From the line that has "Give me the" down to the last line of the data below, set down every line exactly, but none of the pictures.

- - -

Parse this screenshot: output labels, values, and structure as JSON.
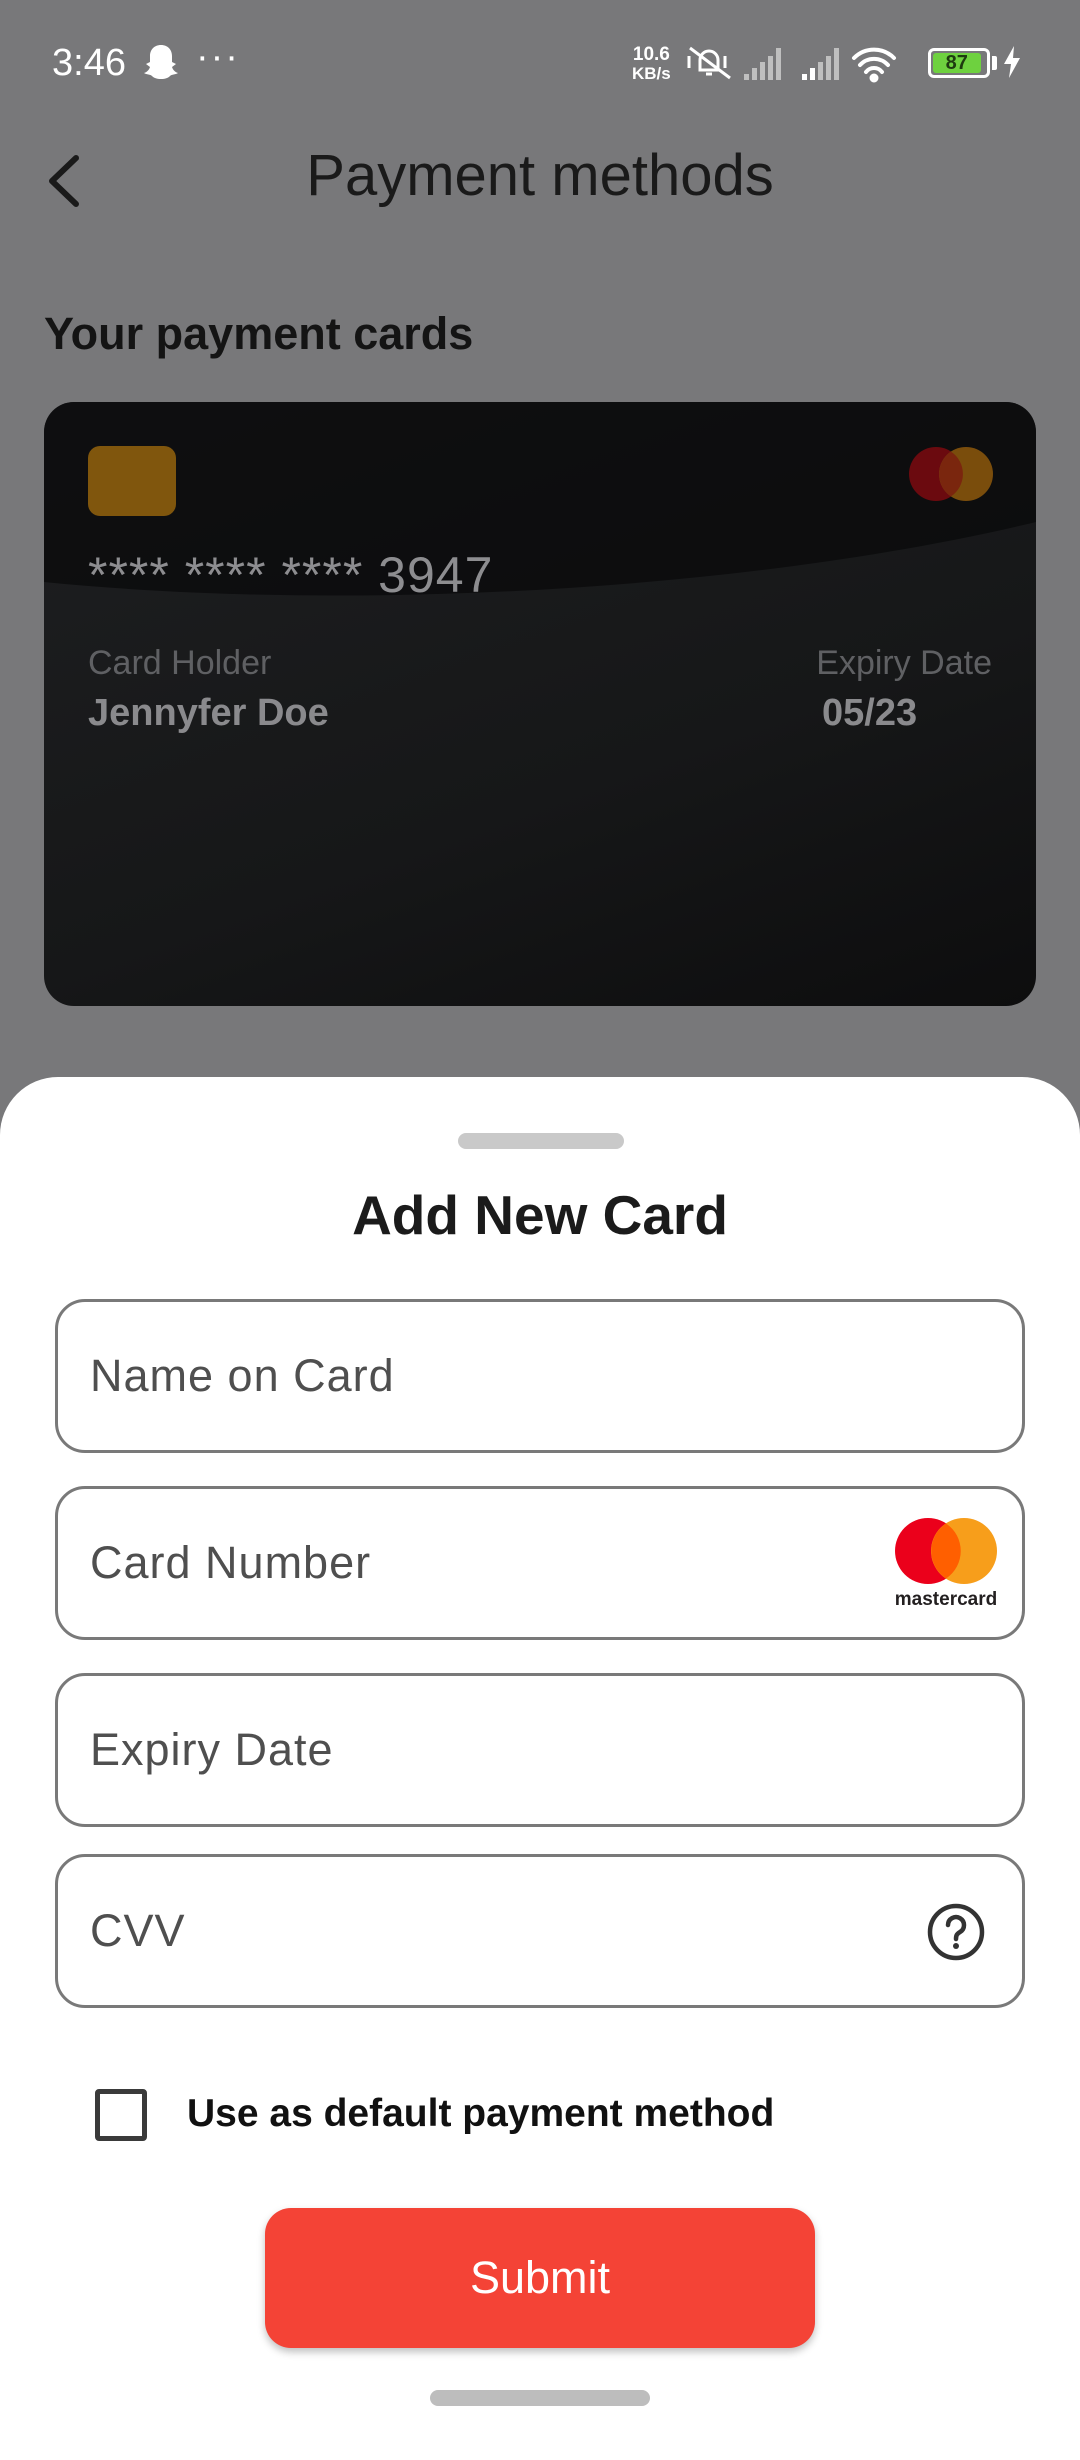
{
  "status_bar": {
    "time": "3:46",
    "more": "···",
    "net_speed_value": "10.6",
    "net_speed_unit": "KB/s",
    "battery_level": "87",
    "icons": [
      "snapchat-ghost-icon",
      "mute-vibrate-icon",
      "signal-icon",
      "signal-icon",
      "wifi-icon",
      "battery-icon",
      "charging-icon"
    ]
  },
  "header": {
    "title": "Payment methods",
    "back_icon": "chevron-left-icon"
  },
  "cards_section": {
    "title": "Your payment cards",
    "card": {
      "number": "**** **** **** 3947",
      "holder_label": "Card Holder",
      "holder_name": "Jennyfer Doe",
      "expiry_label": "Expiry Date",
      "expiry_value": "05/23",
      "brand": "mastercard"
    }
  },
  "sheet": {
    "title": "Add New Card",
    "fields": {
      "name_placeholder": "Name on Card",
      "number_placeholder": "Card Number",
      "expiry_placeholder": "Expiry Date",
      "cvv_placeholder": "CVV"
    },
    "mastercard_label": "mastercard",
    "default_checkbox": {
      "label": "Use as default payment method",
      "checked": false
    },
    "submit_label": "Submit"
  },
  "colors": {
    "accent": "#f44336",
    "overlay": "#78787a",
    "card_bg": "#161718",
    "chip": "#80560d",
    "mastercard_red": "#eb001b",
    "mastercard_orange": "#f79e1b"
  }
}
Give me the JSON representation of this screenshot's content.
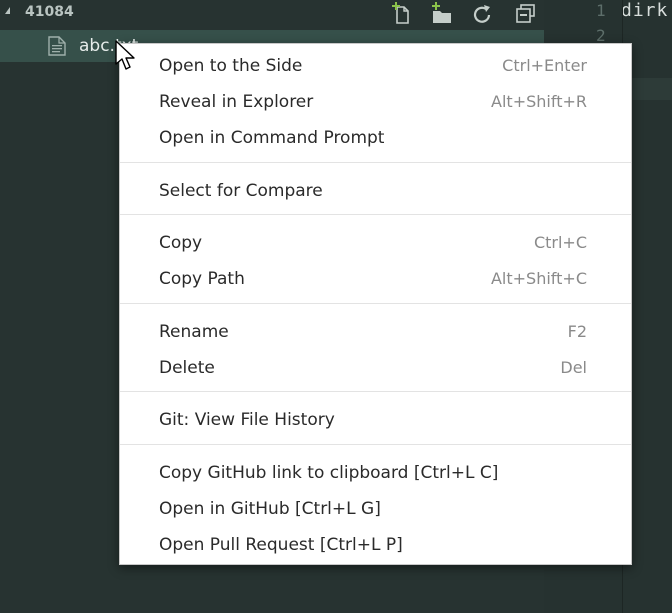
{
  "explorer": {
    "folder_name": "41084",
    "file_name": "abc.txt",
    "toolbar": {
      "new_file_icon": "new-file-icon",
      "new_folder_icon": "new-folder-icon",
      "refresh_icon": "refresh-icon",
      "collapse_icon": "collapse-all-icon"
    }
  },
  "editor": {
    "line_numbers": [
      "1",
      "2"
    ],
    "code_text": "dirk"
  },
  "context_menu": {
    "items": [
      {
        "label": "Open to the Side",
        "shortcut": "Ctrl+Enter"
      },
      {
        "label": "Reveal in Explorer",
        "shortcut": "Alt+Shift+R"
      },
      {
        "label": "Open in Command Prompt",
        "shortcut": ""
      },
      {
        "label": "Select for Compare",
        "shortcut": ""
      },
      {
        "label": "Copy",
        "shortcut": "Ctrl+C"
      },
      {
        "label": "Copy Path",
        "shortcut": "Alt+Shift+C"
      },
      {
        "label": "Rename",
        "shortcut": "F2"
      },
      {
        "label": "Delete",
        "shortcut": "Del"
      },
      {
        "label": "Git: View File History",
        "shortcut": ""
      },
      {
        "label": "Copy GitHub link to clipboard [Ctrl+L C]",
        "shortcut": ""
      },
      {
        "label": "Open in GitHub [Ctrl+L G]",
        "shortcut": ""
      },
      {
        "label": "Open Pull Request [Ctrl+L P]",
        "shortcut": ""
      }
    ]
  },
  "colors": {
    "sidebar_bg": "#273331",
    "selected_row": "#36504a",
    "menu_bg": "#ffffff",
    "shortcut_text": "#8a8a8a"
  }
}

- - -

YOUR RESPONSE —
Give me the JSON representation of this screenshot's content.
{
  "explorer": {
    "folder_name": "41084",
    "file_name": "abc.txt",
    "toolbar": {
      "new_file_icon": "new-file-icon",
      "new_folder_icon": "new-folder-icon",
      "refresh_icon": "refresh-icon",
      "collapse_icon": "collapse-all-icon"
    }
  },
  "editor": {
    "line_numbers": [
      "1",
      "2"
    ],
    "code_text": "dirk"
  },
  "context_menu": {
    "items": [
      {
        "label": "Open to the Side",
        "shortcut": "Ctrl+Enter"
      },
      {
        "label": "Reveal in Explorer",
        "shortcut": "Alt+Shift+R"
      },
      {
        "label": "Open in Command Prompt",
        "shortcut": ""
      },
      {
        "label": "Select for Compare",
        "shortcut": ""
      },
      {
        "label": "Copy",
        "shortcut": "Ctrl+C"
      },
      {
        "label": "Copy Path",
        "shortcut": "Alt+Shift+C"
      },
      {
        "label": "Rename",
        "shortcut": "F2"
      },
      {
        "label": "Delete",
        "shortcut": "Del"
      },
      {
        "label": "Git: View File History",
        "shortcut": ""
      },
      {
        "label": "Copy GitHub link to clipboard [Ctrl+L C]",
        "shortcut": ""
      },
      {
        "label": "Open in GitHub [Ctrl+L G]",
        "shortcut": ""
      },
      {
        "label": "Open Pull Request [Ctrl+L P]",
        "shortcut": ""
      }
    ]
  },
  "colors": {
    "sidebar_bg": "#273331",
    "selected_row": "#36504a",
    "menu_bg": "#ffffff",
    "shortcut_text": "#8a8a8a"
  }
}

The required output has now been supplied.